Remember that striking
new Samsung Galaxy Tab 7.7 that was unveiled just a few days ago at the IFA
consumer electronics show in Berlin, Germany? Well, Samsung has already pulled
the promotional material and prototypes off the show floor.
SlashGear first noticed this yesterday, and a spokesman
for Samsung simply stated, "Samsung has removed the Galaxy Tab 7.7 from
our stand at IFA. We cannot make any further comment as we have not received an
official statement from the court.”
Bloomberg confirmed that a Dusseldorf court on
Friday granted Apple's request to add the Galaxy Tab 7.7 to the list of banned
Samsung devices in Germany. As a result, Samsung is forbidden from selling or
marketing the Galaxy Tab 7.7 in that country.
“Samsung respects the court’s decision,” said Samsung
spokesman James Chung to Bloomberg.
He went on to add that Apple's actions in this matter “severely limits consumer
choice in Germany.”
As its name implies, the Samsung Galaxy Tab 7.7 features a
7.7" Super AMOLED display with a 1280x800 resolution. The tablet also
packs a 5,100 mAh battery, 1.4GHz dual-core processor, up to 64GB of storage,
microSD slot, 802.11n, Bluetooth 3.0, rear- and front-facing cameras, and
A court injunction in early August weighed heavily in
Apple's favor, as it banned
all sales and marketing of the Galaxy Tab 10.1 in the European Union. That
ruling was largely scaled back, however, and was limited to just Germany (the
Dusseldorf court did not have the authority to expand it's ban hammer to other
entities in the European Union).
Outside of the European Union, Apple has also succeeded in preventing
the sales and marketing of the Galaxy Tab 10.1 in Australia. Samsung later
decided to give
up fighting the injunction and will instead wait until a final ruling is
handled down on September 26 regarding its fate in the country.
Apple is on the warpath when it comes to protecting the
sales of its cash
cow iPad. Using rather "diplomatic" language, the Cupertino,
California-based company in
an April lawsuit chided Samsung; "Rather than innovate and develop its

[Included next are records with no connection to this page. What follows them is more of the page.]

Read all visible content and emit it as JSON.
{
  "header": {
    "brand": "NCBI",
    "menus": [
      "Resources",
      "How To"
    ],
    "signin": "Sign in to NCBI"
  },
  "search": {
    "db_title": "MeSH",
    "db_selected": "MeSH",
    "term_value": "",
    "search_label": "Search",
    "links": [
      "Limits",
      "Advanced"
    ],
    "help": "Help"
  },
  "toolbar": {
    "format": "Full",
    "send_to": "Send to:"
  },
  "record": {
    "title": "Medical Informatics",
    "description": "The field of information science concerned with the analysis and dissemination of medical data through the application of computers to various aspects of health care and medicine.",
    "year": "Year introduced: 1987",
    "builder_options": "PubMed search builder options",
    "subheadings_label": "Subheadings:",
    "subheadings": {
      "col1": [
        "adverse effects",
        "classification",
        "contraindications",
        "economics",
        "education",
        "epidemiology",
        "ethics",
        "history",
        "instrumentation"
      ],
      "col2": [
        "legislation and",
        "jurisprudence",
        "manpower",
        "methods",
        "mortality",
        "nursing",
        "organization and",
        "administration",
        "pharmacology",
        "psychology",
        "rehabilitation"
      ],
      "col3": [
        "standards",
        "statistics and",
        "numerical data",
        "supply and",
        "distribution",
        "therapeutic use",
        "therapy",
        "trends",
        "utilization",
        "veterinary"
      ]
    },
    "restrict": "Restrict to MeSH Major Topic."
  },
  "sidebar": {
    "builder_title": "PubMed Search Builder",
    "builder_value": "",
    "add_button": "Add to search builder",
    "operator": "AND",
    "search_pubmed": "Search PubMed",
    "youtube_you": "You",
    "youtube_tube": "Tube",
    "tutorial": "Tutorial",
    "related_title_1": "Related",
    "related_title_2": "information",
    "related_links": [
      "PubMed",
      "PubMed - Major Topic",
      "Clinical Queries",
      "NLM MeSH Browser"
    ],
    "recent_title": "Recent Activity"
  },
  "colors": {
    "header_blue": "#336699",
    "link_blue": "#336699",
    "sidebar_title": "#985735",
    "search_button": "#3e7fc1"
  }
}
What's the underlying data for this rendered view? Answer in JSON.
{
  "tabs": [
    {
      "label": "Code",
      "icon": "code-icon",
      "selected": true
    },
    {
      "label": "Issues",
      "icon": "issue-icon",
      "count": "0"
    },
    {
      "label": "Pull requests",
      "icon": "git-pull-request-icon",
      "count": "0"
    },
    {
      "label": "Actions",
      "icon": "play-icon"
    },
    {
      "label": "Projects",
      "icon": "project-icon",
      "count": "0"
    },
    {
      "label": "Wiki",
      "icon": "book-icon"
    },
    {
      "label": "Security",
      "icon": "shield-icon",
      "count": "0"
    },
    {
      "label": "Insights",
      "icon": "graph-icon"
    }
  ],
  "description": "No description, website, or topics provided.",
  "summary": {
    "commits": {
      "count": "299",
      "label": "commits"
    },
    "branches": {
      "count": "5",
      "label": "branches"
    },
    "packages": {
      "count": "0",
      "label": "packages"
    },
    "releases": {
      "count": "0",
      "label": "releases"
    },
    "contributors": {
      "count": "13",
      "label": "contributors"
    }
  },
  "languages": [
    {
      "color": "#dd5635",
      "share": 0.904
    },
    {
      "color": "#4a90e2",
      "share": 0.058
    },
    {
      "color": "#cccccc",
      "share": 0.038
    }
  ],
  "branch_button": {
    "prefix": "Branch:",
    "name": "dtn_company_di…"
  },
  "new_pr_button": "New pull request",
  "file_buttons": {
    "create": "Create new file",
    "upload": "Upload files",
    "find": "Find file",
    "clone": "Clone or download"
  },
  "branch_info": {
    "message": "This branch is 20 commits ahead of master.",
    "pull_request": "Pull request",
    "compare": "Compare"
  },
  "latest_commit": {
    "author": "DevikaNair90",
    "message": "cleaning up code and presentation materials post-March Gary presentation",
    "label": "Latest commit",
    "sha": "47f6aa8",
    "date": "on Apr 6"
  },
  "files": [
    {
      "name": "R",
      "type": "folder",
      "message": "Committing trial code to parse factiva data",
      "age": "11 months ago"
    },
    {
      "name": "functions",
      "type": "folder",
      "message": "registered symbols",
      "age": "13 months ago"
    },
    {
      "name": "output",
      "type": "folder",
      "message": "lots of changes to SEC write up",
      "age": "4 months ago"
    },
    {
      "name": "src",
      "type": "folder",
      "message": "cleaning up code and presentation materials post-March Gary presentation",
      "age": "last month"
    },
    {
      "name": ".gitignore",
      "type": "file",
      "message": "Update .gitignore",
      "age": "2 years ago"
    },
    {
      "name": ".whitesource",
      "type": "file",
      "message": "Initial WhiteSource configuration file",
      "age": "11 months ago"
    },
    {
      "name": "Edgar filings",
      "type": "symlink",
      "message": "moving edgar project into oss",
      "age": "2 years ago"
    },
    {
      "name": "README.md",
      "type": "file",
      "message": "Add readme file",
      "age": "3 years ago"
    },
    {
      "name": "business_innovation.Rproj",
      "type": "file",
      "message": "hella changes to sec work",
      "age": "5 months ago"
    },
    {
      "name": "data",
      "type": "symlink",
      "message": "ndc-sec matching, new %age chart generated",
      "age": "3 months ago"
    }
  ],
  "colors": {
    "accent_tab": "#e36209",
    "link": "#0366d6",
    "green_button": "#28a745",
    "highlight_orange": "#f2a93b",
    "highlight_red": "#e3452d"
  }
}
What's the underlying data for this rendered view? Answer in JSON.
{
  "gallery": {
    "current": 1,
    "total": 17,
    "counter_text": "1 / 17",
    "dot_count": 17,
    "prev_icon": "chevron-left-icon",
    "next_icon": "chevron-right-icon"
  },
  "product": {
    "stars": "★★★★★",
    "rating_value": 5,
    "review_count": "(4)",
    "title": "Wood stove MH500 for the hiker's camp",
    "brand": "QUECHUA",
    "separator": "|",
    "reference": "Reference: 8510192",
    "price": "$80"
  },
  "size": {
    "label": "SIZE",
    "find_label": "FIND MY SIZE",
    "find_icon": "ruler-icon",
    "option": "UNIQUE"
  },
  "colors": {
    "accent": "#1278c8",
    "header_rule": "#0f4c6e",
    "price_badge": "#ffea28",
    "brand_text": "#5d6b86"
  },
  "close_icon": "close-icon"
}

own technology and a unique Samsung style for its smartphone products and
computer tablets, Samsung chose to copy Apple's technology, user interface and
innovative style in these infringing products."
Apple delivered an even more snarky statement to journalist
Ina Fried expressing its frustration with Samsung's "copy machine".
"It’s no coincidence that Samsung’s latest products look a lot like the
iPhone and iPad, from the shape of the hardware to the user interface and even
the packaging. This kind of blatant copying is wrong, and we need to protect
Apple’s intellectual property when companies steal our ideas.”